Stack Overflow is a community of 4.7 million programmers, just like you, helping each other.

Join them; it only takes a minute:

Sign up
Join the Stack Overflow community to:
  1. Ask programming questions
  2. Answer and help your peers
  3. Get recognized for your expertise

If I wanted to modify or add my own extensions to C, and add them to the GCC C compiler, what would I need to do? I do not want to propose changes to the language, I want to know how the C compiler actually works.

I've had a look at the source code to GCC and it looks as if Objective-C is implemented as a simple parser that generates code that makes references to a modified runtime library and then for everything that is C-based it uses the regular C compiler. I haven't studied it intensely so I'm probably not on the right track.

Say for example, I wanted to add my own keyword to Objective-C, just for fun. I want to add something that seems easy to implement, like maybe @assert. All I want is for @assert to call a function that I will add to the Objective-C runtime:

objc_runtime_assert (__FILE__, __LINE__, expression, "string version of expression");

Obviously I could just implement this as function call and macro anyway, but I want to gain an understanding of the parsing and compilation stages of C source code, and maybe so I could add my own extensions to a language for my own use.

The source code I have looked at consistently refers to "trees" and there are many, many macros that perform actions or obtain information from these trees.

Is there any documentation around that explains this sort of thing in-depth?

share|improve this question
I can't help you but look at – Iraimbilanja May 1 '09 at 11:29
If you want to hack a compiler, particularly for Objective-C, you should check out LLVM. Part of why Apple is moving to LLVM is that it is much easier to modify and extend than GCC, and has a much cleaner code base. – user57368 May 1 '09 at 11:53
up vote 2 down vote accepted

The trees are most likely abstract syntax trees (AST) and any compiler book will teach that. The dragon book is a very classic one, at the class I took we used The essence of compilers by Robin Hunter, ISBN 0-13-727835-7. You should also be able to find tons of material from different colleges and universities with some good search terms (compiler design, AST, lexical analysis, top-down parsing, bottom-up parsing, semantic analysis, LL, LR).

share|improve this answer

It depends on if you are already familiar with compilers in general or not. If not, start with the Dragon Book. If yes, then GCC already has some documentation for you:

  1. The GCC Internals Manual
  2. The GCC Wiki, in particular, the Getting Started page contains information about many things, GCC trees included.
share|improve this answer

It depends on how you're doing it - but you might like to look for the GCC implementation of the D programming language - GCD. This is a work in progress, but is a full language implemented in the GCC framework without (as yet) much if any recognition from within the GCC team. The GCD experiences might be salutary.
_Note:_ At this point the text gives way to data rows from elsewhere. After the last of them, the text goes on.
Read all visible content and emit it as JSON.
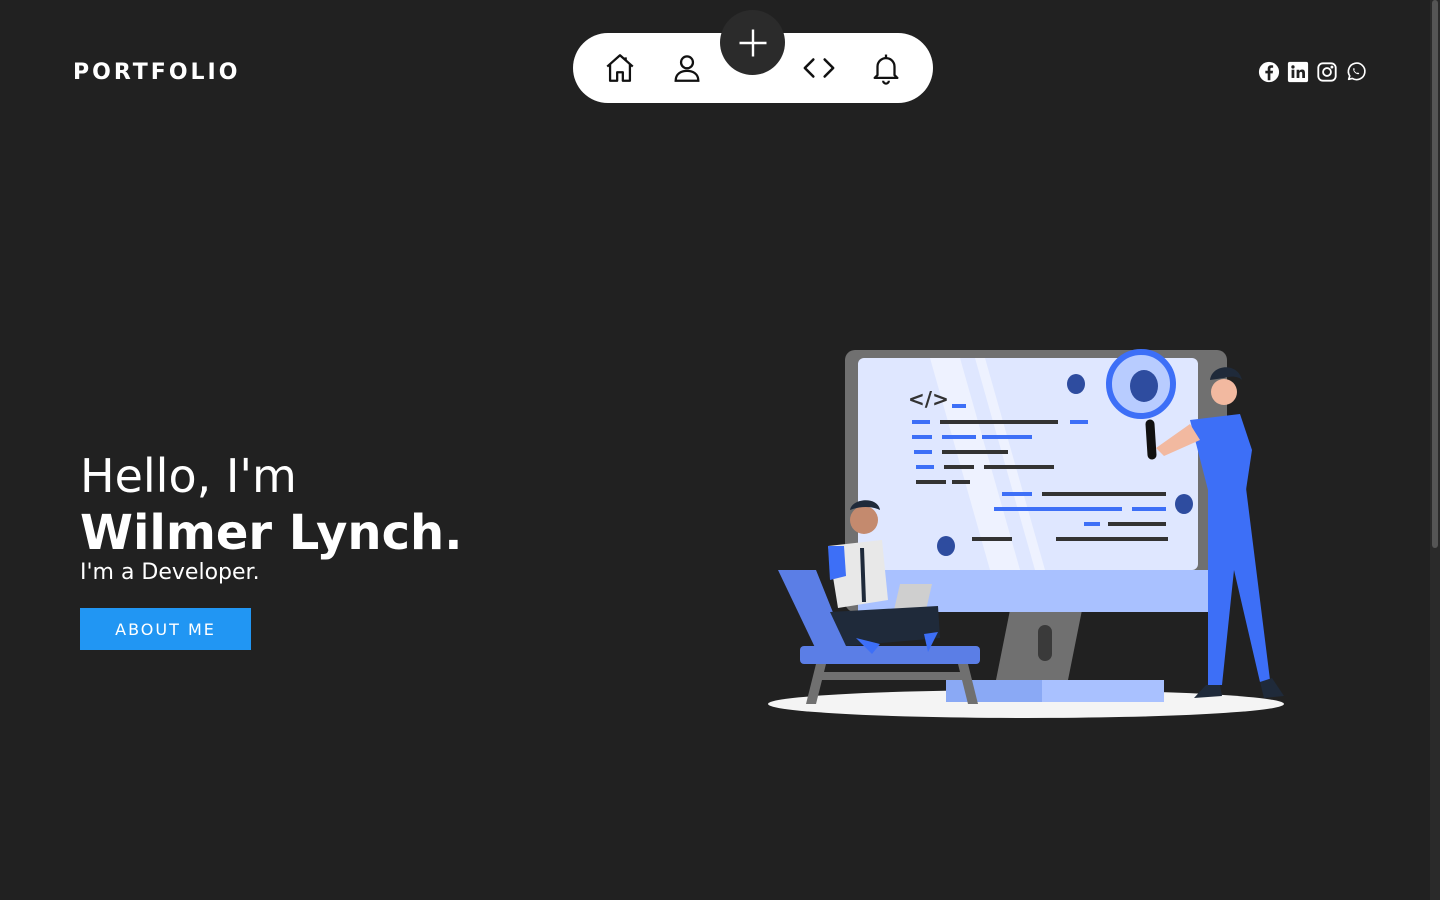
{
  "brand": {
    "title": "PORTFOLIO"
  },
  "nav": {
    "items": [
      {
        "name": "home",
        "icon": "home-icon"
      },
      {
        "name": "profile",
        "icon": "user-icon"
      },
      {
        "name": "add",
        "icon": "plus-icon"
      },
      {
        "name": "code",
        "icon": "code-icon"
      },
      {
        "name": "notifications",
        "icon": "bell-icon"
      }
    ]
  },
  "social": [
    "facebook-icon",
    "linkedin-icon",
    "instagram-icon",
    "whatsapp-icon"
  ],
  "hero": {
    "greeting": "Hello, I'm",
    "name": "Wilmer Lynch.",
    "role": "I'm a Developer.",
    "button_label": "ABOUT ME"
  },
  "illustration": {
    "code_tag": "</>",
    "icon": "developer-debugging-illustration"
  },
  "colors": {
    "background": "#212121",
    "accent": "#2196f3",
    "nav_bg": "#ffffff",
    "illustration_blue": "#3d6ff7"
  }
}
share|improve this answer

Your Answer


By posting your answer, you agree to the privacy policy and terms of service.

Not the answer you're looking for? Browse other questions tagged or ask your own question.